What is needed - Your job is to copy the lines from the material that include "Kurum".

[Opening Material provided section]

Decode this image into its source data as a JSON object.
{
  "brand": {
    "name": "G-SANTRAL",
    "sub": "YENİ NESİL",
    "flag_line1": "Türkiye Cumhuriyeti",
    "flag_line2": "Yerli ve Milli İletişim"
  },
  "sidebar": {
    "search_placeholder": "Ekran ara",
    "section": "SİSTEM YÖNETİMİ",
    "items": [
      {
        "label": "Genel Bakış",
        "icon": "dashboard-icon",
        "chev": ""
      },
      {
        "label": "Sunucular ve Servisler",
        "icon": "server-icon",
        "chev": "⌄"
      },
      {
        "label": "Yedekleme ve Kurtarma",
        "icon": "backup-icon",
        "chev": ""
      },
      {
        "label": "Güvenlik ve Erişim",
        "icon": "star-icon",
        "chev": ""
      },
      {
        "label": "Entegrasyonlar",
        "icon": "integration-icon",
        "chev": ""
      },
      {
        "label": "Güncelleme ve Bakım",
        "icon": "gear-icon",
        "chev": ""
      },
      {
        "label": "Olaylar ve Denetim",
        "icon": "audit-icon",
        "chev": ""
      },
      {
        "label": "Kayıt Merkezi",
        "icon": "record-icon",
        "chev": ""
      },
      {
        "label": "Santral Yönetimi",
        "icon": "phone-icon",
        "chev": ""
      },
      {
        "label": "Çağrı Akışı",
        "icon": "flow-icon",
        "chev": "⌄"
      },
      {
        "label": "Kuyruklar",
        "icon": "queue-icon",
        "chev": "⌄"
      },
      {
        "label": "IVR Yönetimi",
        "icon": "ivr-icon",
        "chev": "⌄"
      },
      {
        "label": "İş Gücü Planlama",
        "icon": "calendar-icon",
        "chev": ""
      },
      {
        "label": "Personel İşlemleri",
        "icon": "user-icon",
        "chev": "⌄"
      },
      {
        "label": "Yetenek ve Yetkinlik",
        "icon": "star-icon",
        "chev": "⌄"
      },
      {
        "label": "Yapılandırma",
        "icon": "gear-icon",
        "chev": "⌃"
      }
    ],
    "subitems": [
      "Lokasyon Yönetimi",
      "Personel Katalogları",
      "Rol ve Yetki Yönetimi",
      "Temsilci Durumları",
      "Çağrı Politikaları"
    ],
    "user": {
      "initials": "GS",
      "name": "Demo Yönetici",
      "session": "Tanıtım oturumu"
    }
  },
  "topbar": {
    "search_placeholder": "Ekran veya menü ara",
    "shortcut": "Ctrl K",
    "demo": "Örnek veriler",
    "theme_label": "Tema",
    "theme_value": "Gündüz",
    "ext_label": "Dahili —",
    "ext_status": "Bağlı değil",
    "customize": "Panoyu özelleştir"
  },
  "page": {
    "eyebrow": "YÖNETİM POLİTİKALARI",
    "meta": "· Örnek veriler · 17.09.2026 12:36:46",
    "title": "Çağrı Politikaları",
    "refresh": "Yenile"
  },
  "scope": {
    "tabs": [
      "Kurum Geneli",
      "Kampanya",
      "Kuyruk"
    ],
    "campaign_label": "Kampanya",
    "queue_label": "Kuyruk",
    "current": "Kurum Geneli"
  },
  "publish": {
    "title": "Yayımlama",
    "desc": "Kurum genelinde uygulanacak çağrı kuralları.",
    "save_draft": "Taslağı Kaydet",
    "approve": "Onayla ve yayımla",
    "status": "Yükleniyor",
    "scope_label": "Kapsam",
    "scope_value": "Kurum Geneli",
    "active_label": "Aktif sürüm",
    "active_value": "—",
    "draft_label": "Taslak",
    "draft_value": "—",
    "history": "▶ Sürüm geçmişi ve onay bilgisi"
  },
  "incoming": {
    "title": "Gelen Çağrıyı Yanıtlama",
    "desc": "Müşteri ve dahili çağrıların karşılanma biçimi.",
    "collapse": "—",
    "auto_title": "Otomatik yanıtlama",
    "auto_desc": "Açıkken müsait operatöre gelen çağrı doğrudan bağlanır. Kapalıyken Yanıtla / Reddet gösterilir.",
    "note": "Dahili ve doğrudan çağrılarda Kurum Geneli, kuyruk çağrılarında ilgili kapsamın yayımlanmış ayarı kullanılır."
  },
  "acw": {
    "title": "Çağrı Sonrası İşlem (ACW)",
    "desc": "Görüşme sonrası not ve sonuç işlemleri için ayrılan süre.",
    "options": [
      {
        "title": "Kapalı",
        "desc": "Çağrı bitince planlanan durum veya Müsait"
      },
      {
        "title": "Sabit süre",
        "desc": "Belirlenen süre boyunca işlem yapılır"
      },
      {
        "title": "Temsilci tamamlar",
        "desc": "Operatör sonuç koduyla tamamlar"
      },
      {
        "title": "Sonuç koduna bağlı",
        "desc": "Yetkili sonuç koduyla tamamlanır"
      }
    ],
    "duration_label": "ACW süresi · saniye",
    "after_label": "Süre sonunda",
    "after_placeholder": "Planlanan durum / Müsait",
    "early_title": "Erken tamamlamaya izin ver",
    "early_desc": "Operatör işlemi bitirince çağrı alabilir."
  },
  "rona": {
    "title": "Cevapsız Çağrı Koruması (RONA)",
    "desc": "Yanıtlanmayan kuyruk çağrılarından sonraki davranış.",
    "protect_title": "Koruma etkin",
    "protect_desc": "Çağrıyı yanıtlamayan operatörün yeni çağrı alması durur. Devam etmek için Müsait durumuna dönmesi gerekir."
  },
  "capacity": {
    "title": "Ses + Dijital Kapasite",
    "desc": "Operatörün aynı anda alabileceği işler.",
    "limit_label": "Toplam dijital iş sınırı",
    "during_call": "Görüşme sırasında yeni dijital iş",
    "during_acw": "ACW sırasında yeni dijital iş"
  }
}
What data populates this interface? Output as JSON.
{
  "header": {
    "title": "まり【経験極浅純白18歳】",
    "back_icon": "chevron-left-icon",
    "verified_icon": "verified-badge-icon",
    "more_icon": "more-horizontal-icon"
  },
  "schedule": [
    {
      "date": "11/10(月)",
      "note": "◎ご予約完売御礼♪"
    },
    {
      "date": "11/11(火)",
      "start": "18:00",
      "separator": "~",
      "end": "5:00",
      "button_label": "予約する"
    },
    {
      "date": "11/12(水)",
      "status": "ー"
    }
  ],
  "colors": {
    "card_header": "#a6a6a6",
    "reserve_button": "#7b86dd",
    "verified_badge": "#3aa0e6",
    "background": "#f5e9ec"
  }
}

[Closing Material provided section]

Task result -
      "Kurum Geneli",
    "current": "Kurum Geneli"
    "desc": "Kurum genelinde uygulanacak çağrı kuralları.",
    "scope_value": "Kurum Geneli",
    "note": "Dahili ve doğrudan çağrılarda Kurum Geneli, kuyruk çağrılarında ilgili kapsamın yayımlanmış ayarı kullanılır."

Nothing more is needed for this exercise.